Of course, sustainability has to start much earlier, as Andy Willetts of Bentley Systems described in a wide-ranging discussion of the role of modern digital solutions. Leading to greater harmony between multidisciplinary teams, often based in different countries, having a common platform can significantly reduce the cost of rework or duplication before a spade is about to enter. in the ground. Introducing the concept of “digital twins”, Mr. Willetts explained how every piece of infrastructure can now be built in the virtual world. Such detailed modeling has further benefits for operations and asset management teams by giving a much more comprehensive view of a network’s multi-generational lifecycle.
Naturally, security was also a hot topic of discussion. Neil Bradbury of Schweizer Electronic led the way with case studies of new crossing technology being developed for the UK Mainnet. Such systems for managing the interface between rail, road and pedestrians, he explained, are used on metro and tram networks in Europe and use “off-the-shelf” commercial components. (COTS) proven for rugged and reliable performance. These offer significant cost savings over bespoke parts, with Mr Bradbury citing the example of a customer who bought a few hundred bucks worth of spares years ago that were “still gathering dust” because they are never used!

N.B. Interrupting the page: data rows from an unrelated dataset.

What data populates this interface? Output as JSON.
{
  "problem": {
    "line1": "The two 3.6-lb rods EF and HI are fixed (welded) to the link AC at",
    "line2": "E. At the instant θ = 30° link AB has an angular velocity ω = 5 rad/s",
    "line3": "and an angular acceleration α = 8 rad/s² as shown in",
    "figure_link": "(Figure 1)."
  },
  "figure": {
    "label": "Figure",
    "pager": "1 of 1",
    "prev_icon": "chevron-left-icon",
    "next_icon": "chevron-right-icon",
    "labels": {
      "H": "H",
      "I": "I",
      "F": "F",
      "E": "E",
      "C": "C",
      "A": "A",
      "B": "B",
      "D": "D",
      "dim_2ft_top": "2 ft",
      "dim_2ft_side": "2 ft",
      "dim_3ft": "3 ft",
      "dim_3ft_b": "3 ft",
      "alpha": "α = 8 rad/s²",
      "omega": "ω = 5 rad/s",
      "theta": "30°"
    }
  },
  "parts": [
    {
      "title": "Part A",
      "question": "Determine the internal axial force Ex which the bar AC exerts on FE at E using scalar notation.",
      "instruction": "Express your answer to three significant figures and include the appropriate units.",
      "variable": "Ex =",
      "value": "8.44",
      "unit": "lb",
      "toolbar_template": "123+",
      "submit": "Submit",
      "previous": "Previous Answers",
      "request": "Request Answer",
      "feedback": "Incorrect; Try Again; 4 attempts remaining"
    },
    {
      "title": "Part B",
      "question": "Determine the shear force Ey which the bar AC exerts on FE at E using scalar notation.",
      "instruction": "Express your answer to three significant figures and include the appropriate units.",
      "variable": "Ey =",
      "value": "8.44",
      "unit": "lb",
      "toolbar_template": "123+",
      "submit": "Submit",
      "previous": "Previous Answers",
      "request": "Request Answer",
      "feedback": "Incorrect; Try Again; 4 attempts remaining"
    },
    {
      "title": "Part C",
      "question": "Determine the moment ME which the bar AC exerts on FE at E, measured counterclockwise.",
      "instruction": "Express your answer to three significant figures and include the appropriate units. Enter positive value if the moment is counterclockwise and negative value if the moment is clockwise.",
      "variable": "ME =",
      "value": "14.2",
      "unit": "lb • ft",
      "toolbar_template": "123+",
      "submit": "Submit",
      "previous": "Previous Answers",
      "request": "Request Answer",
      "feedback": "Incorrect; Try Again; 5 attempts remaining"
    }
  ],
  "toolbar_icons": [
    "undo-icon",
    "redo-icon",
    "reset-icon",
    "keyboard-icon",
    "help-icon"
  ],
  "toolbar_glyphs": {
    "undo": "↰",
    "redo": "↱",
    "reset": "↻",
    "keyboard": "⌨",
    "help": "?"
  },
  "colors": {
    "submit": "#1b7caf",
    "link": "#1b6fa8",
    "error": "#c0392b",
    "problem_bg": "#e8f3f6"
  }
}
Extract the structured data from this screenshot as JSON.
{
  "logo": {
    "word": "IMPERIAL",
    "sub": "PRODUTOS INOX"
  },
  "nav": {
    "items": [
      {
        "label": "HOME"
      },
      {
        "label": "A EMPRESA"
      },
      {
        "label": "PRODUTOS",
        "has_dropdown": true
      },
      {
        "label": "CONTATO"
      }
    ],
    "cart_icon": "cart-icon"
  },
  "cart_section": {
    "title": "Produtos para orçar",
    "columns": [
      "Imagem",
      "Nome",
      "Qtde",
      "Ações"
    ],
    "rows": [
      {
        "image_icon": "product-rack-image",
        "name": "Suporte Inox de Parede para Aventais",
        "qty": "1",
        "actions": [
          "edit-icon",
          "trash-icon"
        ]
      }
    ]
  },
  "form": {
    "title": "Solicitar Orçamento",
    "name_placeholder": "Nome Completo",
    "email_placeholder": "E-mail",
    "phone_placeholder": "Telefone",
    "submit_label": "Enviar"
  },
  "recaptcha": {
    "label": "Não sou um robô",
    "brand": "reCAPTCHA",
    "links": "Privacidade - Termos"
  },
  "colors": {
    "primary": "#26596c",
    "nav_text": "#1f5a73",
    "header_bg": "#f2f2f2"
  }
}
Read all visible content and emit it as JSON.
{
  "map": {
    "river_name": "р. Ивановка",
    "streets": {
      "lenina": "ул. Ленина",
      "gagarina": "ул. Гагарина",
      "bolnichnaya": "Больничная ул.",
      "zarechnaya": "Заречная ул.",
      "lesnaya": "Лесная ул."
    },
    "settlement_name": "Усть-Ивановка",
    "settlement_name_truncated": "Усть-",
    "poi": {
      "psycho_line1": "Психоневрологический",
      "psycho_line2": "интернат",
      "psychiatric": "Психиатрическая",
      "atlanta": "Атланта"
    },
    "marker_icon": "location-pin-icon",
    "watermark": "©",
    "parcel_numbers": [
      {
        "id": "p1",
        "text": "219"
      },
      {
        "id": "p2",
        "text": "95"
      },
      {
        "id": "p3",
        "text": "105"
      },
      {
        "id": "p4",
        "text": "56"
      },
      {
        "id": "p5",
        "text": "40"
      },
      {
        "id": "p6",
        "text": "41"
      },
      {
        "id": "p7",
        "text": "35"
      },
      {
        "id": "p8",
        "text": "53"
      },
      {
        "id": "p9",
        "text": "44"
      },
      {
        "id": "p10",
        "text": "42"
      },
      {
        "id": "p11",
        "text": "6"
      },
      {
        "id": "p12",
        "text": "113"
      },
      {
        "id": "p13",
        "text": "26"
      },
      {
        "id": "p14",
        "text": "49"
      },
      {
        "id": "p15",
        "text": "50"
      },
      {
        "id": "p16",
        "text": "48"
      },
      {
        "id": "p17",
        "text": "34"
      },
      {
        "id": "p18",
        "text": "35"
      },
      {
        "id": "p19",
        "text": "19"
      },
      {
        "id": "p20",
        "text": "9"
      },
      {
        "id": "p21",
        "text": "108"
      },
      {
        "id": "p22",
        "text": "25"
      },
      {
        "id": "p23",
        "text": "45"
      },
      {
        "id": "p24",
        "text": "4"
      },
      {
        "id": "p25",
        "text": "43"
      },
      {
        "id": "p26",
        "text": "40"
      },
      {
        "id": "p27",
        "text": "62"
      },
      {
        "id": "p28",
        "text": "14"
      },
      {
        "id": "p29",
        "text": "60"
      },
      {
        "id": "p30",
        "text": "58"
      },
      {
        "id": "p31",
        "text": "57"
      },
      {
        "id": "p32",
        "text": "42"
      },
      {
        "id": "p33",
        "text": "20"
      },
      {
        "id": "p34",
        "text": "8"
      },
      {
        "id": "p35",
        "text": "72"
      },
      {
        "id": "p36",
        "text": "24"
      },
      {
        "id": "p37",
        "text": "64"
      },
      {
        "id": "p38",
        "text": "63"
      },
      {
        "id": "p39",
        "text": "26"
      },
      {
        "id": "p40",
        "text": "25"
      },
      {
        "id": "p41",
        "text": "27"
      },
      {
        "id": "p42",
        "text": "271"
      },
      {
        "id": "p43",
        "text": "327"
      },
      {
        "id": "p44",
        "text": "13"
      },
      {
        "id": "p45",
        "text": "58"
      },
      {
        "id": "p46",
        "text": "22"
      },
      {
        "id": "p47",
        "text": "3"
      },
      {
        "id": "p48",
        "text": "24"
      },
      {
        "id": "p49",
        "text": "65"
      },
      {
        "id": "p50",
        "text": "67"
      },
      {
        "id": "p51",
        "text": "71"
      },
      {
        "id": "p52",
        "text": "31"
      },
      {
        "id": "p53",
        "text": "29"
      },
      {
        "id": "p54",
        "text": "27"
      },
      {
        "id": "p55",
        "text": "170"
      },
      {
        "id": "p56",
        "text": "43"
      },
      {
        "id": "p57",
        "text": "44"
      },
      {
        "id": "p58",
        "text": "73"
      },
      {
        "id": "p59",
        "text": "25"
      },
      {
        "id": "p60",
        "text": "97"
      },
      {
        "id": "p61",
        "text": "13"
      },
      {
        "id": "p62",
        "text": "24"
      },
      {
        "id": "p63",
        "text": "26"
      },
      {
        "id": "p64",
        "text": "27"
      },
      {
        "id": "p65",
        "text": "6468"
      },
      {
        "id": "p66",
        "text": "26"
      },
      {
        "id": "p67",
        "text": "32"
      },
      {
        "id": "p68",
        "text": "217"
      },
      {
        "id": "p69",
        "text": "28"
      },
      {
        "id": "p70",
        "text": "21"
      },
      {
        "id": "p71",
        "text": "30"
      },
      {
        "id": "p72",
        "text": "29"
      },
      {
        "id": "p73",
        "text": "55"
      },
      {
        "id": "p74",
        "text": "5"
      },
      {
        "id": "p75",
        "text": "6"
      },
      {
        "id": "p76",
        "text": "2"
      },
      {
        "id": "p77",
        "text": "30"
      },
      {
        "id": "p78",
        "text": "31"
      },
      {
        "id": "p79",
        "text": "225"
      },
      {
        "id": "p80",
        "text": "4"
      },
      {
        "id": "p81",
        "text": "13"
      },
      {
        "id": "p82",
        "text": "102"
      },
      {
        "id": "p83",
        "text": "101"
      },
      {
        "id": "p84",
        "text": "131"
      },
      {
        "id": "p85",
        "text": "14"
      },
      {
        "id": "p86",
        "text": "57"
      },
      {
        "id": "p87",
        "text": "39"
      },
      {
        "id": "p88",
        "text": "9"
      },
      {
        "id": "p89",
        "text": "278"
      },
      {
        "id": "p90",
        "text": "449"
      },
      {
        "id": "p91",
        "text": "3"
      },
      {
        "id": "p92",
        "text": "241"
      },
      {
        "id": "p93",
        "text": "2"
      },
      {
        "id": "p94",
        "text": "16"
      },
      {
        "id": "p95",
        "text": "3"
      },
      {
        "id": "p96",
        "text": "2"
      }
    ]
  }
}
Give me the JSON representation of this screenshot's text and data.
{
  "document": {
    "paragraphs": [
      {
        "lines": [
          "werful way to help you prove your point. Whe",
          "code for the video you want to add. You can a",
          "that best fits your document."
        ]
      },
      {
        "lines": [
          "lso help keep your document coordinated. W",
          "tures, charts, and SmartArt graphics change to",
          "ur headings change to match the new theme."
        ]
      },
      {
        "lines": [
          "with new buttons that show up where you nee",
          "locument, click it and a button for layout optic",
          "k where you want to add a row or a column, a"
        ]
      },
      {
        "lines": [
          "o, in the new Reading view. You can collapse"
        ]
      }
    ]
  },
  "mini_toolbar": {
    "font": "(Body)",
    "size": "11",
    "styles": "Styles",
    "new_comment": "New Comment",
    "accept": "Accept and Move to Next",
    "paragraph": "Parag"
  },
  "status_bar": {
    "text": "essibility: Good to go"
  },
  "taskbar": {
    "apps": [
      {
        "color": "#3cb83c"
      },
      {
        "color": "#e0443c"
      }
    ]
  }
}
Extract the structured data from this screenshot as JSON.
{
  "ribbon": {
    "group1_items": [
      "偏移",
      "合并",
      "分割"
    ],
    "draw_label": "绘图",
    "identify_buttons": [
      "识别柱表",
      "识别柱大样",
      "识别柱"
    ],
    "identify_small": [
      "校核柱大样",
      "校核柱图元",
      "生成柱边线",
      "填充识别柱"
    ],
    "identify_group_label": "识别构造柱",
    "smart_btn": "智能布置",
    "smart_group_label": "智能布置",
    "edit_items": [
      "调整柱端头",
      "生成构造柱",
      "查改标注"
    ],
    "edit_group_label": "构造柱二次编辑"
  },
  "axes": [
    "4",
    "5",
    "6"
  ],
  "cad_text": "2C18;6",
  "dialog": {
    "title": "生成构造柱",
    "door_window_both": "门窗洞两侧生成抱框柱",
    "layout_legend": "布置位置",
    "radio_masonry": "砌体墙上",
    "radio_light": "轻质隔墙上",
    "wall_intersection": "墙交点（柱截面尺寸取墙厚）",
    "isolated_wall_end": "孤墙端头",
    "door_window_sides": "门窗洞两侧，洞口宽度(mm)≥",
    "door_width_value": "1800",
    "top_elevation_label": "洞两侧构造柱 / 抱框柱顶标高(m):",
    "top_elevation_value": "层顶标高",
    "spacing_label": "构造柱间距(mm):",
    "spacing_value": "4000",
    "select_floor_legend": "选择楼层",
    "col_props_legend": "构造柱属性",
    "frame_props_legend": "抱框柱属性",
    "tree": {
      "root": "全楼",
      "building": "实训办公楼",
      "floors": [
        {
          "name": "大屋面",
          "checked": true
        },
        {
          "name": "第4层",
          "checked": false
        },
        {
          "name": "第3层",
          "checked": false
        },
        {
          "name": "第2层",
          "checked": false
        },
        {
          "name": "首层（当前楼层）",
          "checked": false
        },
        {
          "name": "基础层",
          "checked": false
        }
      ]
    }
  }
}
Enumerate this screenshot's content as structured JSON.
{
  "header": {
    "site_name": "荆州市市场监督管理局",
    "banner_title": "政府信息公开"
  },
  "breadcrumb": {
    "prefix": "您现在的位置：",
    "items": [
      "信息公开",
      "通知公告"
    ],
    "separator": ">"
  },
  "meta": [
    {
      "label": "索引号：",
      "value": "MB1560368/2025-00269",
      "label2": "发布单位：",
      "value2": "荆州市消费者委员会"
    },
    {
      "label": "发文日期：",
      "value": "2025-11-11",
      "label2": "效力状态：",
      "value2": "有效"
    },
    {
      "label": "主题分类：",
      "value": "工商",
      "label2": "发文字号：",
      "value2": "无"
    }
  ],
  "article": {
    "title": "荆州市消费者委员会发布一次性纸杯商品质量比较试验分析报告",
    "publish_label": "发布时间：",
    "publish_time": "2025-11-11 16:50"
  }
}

Exploring further the interface between urban rail and the public, Robert Woerfel of Sealable opened the afternoon session by describing a new product being used on the Basel tram to minimize risk to cyclists and other road users. wheeled road when crossing grooved tracks – a serious problem familiar to many LRT operators. The collapsible (and recycled) “Velogleis” rubber infill has virtually eliminated the problem of wheels getting stuck in tram tracks, he explained, and his demonstration has generated considerable interest from the public of designers, d engineers and infrastructure managers.
To wrap up the day, Andy Clarke from Alphatek provided a case study on how a new patented coating dramatically increases the life of switch blades. Currently used on Network Rail infrastructure, the same coatings can be used on any rail system, he said, with data showing a significant increase in the time needed between inspections and renewals of key components. The effects on track safety and life-cycle costs can be dramatic, he argued.
In addition to presentations and interactive sessions, Mainspring’s LRT Excellence Days allow delegates to get the most out of networking among those who have day-to-day responsibility for maintaining and operating networks with the supply chain. supply that sustains them.
There are so many innovations in the world of SLR infrastructure – and this first event of 2022 has certainly helped start those conversations and open some eyes to the possibilities, hopefully putting theory into practice. .
> For more information on this SLR Day of Excellence and upcoming events, please visit: MAIN EVENTS